BEGIN Given entries

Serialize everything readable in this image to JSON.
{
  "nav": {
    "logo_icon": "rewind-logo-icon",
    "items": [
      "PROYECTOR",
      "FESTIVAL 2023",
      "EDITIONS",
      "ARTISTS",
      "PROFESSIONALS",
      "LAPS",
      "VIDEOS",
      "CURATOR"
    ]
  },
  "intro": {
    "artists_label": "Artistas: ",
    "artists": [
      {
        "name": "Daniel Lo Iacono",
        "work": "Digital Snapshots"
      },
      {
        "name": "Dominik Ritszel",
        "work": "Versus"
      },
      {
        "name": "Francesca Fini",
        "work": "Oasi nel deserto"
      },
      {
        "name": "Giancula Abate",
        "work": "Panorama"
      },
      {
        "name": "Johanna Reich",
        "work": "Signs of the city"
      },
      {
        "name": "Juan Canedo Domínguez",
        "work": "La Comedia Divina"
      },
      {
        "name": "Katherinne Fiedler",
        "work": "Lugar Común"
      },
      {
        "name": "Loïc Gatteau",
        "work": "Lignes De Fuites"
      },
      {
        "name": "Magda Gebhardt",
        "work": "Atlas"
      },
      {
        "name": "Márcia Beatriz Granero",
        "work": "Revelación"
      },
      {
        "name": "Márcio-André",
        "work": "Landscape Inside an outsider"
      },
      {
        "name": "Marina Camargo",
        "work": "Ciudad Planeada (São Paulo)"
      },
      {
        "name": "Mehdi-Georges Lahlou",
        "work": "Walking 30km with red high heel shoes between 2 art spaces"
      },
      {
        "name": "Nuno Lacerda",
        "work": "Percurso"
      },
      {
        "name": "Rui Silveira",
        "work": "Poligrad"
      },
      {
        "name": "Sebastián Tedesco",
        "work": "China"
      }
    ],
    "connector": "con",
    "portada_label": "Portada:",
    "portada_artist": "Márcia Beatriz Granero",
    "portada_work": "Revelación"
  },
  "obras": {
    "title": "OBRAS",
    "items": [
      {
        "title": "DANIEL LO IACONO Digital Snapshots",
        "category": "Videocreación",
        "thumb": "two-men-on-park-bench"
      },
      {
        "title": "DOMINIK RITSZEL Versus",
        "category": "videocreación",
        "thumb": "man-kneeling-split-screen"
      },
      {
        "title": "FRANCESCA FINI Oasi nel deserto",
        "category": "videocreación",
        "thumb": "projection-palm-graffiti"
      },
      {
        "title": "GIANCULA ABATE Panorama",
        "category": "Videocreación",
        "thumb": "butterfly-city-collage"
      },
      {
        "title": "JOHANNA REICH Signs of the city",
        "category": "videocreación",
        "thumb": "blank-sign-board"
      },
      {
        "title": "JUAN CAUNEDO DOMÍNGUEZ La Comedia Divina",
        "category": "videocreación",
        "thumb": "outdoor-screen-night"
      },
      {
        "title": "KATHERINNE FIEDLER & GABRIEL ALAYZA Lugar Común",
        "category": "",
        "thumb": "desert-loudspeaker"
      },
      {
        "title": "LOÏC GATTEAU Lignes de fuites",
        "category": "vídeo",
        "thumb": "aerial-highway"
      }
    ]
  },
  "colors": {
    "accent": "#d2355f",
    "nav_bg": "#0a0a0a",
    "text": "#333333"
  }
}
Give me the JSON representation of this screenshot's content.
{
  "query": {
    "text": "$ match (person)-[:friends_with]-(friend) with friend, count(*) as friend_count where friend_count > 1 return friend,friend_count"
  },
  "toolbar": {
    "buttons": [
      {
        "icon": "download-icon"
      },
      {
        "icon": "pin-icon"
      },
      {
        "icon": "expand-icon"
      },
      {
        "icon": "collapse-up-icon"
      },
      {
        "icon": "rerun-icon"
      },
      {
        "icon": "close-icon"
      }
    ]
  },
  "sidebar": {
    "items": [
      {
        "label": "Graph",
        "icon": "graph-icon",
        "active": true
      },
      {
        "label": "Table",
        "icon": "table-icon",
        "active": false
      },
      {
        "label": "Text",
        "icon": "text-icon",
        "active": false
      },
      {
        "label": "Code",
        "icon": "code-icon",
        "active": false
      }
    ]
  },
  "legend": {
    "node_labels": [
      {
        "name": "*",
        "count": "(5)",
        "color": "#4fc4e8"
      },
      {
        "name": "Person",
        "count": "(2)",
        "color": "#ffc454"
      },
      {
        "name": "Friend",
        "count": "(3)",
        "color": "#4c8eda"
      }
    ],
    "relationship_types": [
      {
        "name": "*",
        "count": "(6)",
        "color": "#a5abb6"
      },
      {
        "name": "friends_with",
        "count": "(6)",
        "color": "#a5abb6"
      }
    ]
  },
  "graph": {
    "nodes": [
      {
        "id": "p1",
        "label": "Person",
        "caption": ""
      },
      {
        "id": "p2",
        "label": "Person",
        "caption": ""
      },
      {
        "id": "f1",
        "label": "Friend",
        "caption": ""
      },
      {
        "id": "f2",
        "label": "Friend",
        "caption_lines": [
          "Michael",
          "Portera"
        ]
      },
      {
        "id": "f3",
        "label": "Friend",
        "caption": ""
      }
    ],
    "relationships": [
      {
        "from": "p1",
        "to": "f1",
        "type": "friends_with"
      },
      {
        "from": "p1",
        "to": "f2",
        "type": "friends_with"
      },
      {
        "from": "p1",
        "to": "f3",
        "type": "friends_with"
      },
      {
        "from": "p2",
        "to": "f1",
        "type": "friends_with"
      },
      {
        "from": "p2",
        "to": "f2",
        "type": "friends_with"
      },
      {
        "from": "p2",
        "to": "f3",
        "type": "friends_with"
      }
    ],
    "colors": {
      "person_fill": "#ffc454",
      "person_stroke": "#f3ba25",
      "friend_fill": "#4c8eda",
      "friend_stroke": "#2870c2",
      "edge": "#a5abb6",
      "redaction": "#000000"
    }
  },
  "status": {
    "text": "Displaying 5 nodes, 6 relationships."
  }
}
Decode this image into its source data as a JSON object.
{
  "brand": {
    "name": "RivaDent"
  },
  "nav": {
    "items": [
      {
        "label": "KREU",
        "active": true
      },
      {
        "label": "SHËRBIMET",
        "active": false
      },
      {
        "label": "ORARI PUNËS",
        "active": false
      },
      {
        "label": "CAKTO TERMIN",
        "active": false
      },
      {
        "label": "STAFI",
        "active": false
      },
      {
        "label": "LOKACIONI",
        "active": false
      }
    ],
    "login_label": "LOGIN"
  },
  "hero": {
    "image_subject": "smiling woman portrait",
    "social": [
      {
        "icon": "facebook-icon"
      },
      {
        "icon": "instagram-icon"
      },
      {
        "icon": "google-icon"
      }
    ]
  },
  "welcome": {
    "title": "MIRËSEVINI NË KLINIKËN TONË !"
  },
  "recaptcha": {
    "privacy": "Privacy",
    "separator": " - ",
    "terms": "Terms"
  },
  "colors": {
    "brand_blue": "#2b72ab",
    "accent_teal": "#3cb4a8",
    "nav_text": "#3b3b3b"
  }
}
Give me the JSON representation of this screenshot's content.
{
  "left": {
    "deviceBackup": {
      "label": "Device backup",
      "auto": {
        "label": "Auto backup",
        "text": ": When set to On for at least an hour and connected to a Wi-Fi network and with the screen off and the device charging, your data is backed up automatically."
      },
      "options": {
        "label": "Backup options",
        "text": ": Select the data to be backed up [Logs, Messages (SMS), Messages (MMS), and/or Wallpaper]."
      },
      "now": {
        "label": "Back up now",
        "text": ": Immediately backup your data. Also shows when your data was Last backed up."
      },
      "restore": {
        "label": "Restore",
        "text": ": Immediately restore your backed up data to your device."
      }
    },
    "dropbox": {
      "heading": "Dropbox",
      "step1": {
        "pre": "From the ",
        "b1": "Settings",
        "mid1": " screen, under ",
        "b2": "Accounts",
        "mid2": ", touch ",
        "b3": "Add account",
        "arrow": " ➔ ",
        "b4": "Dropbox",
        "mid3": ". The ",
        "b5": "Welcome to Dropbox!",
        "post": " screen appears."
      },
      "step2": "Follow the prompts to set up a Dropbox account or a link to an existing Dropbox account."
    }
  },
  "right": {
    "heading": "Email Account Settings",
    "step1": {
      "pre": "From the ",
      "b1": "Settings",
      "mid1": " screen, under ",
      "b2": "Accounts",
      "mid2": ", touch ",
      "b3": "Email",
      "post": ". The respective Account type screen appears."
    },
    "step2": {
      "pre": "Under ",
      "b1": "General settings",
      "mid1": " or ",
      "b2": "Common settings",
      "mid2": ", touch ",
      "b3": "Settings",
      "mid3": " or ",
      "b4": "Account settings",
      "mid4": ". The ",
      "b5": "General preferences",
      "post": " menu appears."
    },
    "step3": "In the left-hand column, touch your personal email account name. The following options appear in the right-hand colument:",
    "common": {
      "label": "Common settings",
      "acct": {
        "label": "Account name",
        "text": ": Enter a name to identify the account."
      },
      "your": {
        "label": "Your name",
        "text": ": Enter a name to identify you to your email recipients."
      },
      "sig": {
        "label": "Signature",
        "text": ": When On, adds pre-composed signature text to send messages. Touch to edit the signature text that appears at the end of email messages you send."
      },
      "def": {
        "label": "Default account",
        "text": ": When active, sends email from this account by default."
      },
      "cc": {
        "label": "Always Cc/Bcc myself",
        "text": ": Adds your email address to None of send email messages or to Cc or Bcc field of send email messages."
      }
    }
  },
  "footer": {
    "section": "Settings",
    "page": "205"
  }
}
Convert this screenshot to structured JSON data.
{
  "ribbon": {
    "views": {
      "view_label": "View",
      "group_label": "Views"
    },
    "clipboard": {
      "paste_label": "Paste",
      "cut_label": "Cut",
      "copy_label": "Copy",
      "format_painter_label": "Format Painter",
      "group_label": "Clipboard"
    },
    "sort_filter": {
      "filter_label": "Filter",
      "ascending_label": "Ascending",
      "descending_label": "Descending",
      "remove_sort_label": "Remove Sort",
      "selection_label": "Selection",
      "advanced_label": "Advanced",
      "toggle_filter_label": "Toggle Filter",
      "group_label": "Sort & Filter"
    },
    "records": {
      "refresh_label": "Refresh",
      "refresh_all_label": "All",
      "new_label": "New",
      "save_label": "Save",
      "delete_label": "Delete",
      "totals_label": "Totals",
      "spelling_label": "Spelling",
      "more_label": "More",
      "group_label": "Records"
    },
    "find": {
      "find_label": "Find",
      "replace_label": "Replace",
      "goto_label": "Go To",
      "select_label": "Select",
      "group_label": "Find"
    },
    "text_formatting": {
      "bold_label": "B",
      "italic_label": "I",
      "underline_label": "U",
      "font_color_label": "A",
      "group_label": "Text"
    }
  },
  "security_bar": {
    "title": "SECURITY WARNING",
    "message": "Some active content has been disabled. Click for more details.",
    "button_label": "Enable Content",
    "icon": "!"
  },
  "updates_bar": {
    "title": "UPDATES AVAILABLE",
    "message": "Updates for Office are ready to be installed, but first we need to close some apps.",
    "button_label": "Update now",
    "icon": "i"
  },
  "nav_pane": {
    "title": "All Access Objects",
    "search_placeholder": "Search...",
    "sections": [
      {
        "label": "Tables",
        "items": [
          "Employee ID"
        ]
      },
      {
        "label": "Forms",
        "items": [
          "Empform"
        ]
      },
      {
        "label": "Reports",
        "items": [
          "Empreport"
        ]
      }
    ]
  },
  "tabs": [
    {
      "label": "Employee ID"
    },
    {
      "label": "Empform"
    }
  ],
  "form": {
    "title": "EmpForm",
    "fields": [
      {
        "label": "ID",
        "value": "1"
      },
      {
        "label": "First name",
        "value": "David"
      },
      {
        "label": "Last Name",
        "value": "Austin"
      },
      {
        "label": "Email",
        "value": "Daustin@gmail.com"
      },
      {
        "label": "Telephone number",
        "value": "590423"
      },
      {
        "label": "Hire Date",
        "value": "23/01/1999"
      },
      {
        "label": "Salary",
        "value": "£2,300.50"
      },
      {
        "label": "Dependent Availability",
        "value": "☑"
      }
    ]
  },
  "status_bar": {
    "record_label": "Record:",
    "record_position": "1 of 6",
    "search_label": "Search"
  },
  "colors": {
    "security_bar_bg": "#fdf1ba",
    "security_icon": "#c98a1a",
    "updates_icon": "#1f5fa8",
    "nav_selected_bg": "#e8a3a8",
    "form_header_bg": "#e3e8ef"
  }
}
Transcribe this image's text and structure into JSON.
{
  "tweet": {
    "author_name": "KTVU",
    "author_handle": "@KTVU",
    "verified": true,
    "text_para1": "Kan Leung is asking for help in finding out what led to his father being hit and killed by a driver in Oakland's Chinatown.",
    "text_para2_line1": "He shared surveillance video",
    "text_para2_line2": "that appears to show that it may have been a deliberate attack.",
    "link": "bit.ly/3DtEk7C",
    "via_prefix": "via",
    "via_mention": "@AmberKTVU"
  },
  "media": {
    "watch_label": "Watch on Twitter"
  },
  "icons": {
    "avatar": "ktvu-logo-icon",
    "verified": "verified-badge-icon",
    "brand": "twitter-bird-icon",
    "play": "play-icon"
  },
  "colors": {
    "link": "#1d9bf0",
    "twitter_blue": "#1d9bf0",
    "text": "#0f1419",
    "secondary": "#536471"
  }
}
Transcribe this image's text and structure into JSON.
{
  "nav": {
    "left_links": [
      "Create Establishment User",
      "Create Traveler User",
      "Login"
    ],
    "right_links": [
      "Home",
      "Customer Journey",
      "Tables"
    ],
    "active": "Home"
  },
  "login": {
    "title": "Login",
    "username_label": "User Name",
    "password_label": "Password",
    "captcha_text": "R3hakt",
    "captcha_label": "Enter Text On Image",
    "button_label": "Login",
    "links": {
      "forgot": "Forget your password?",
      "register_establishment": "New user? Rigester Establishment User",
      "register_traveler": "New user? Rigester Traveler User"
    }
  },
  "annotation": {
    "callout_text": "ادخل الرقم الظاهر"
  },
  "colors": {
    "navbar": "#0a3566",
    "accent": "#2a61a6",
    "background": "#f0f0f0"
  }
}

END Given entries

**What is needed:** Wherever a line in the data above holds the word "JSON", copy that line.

**Task response:**
Serialize everything readable in this image to JSON.
Give me the JSON representation of this screenshot's content.
Decode this image into its source data as a JSON object.
Give me the JSON representation of this screenshot's content.
Convert this screenshot to structured JSON data.
Transcribe this image's text and structure into JSON.
Transcribe this image's text and structure into JSON.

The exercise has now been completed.